(DIRECTIONS FOR THIS TASK): Scan the listing below and copy every line holding "image".

(INFORMATION):
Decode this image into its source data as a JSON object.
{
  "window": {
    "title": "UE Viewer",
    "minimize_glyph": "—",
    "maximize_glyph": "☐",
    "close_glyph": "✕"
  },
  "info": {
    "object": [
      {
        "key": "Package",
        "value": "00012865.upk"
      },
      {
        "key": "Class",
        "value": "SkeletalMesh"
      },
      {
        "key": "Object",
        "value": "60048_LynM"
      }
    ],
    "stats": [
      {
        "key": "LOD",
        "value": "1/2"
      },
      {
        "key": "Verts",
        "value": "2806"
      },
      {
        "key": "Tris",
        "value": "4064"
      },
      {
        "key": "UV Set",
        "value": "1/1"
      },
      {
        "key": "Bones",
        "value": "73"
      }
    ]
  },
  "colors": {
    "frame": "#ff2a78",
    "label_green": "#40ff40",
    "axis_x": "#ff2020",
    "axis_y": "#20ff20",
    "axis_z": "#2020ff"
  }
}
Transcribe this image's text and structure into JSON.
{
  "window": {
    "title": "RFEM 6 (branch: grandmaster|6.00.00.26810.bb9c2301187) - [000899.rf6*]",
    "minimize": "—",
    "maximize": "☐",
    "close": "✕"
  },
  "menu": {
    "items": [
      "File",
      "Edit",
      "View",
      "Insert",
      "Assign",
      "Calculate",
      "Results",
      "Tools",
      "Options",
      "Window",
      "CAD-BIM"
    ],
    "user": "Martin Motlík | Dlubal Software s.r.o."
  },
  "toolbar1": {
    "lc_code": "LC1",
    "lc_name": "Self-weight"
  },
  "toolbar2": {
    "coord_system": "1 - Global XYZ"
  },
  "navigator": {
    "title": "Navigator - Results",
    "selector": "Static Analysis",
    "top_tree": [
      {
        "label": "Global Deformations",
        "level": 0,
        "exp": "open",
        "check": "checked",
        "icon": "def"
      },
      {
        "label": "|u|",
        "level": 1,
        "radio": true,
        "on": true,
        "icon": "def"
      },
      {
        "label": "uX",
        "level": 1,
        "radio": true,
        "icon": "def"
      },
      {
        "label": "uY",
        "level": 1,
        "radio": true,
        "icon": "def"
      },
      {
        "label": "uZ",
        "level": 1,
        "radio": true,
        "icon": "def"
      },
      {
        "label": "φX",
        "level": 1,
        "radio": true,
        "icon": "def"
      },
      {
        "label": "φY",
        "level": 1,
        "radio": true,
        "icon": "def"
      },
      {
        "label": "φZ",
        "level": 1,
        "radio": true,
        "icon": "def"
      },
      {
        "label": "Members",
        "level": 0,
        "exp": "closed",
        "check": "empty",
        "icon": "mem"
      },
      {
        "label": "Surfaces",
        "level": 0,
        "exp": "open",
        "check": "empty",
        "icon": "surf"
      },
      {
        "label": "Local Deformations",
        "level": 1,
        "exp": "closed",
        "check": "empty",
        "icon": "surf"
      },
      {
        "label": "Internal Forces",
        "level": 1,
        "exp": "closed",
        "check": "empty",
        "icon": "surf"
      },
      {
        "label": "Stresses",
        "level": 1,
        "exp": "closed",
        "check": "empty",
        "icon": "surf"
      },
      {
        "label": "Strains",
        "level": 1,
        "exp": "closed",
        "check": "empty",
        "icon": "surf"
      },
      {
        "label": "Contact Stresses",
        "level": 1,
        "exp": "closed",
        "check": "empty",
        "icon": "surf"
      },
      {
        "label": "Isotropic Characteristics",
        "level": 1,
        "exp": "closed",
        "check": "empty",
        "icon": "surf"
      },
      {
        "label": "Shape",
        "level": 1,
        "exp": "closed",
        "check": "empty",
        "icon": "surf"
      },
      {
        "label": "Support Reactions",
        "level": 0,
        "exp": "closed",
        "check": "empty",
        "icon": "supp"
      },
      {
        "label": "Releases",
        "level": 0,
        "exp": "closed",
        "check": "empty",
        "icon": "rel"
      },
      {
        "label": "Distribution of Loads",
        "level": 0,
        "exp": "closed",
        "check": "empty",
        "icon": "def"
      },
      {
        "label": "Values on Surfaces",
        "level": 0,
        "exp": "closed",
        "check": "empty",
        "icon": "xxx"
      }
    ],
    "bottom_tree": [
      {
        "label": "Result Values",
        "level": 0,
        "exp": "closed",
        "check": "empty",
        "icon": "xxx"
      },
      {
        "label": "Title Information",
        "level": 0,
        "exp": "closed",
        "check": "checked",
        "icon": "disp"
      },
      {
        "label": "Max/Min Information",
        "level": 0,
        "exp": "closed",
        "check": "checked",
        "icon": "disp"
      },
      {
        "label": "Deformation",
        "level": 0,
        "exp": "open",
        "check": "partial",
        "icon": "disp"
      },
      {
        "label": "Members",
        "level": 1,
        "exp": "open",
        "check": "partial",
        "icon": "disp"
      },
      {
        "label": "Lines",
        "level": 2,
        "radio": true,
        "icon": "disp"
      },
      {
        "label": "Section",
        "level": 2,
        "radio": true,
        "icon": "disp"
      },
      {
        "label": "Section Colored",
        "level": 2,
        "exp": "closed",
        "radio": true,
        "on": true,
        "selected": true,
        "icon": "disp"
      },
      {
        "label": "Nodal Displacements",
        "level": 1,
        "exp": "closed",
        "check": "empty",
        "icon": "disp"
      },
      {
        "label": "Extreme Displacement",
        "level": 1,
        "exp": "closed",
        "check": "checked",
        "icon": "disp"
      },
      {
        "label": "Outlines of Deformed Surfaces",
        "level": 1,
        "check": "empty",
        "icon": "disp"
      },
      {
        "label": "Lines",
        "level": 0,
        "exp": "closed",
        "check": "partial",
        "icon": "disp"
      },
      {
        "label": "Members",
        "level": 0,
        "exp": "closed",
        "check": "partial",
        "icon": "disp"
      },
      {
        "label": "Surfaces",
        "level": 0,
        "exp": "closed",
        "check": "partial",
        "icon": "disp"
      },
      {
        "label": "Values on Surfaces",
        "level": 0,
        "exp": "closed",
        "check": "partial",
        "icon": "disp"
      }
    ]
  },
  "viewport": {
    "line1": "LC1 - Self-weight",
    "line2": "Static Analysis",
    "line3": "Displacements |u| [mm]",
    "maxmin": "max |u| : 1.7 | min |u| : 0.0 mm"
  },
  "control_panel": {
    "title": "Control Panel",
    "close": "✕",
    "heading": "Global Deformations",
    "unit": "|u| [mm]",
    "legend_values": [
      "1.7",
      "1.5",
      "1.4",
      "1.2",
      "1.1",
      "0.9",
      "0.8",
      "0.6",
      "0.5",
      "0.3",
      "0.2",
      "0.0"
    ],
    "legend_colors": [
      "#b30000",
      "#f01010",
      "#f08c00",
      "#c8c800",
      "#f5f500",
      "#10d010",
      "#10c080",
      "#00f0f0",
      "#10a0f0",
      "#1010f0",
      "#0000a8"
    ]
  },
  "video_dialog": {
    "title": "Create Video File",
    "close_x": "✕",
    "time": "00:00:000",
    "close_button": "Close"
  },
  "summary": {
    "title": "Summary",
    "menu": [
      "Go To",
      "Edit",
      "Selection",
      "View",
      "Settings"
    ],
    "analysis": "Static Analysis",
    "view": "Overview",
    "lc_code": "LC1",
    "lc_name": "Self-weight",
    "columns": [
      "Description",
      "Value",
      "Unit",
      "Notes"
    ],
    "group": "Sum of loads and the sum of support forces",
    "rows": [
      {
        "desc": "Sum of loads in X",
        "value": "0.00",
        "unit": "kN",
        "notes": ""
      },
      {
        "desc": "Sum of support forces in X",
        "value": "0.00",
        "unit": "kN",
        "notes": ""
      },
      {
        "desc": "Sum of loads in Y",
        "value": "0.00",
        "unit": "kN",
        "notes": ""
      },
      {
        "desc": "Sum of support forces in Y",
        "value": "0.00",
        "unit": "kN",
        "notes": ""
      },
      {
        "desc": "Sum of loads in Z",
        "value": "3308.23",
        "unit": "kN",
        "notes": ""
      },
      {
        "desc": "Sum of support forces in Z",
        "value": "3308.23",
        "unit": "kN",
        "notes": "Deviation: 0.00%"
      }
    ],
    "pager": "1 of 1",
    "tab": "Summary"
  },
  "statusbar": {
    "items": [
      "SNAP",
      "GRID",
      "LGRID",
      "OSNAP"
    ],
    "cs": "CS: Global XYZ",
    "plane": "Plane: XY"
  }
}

(OUTPUT FOR THIS EXERCISE):
Decode this image into its source data as a JSON object.
Transcribe this image's text and structure into JSON.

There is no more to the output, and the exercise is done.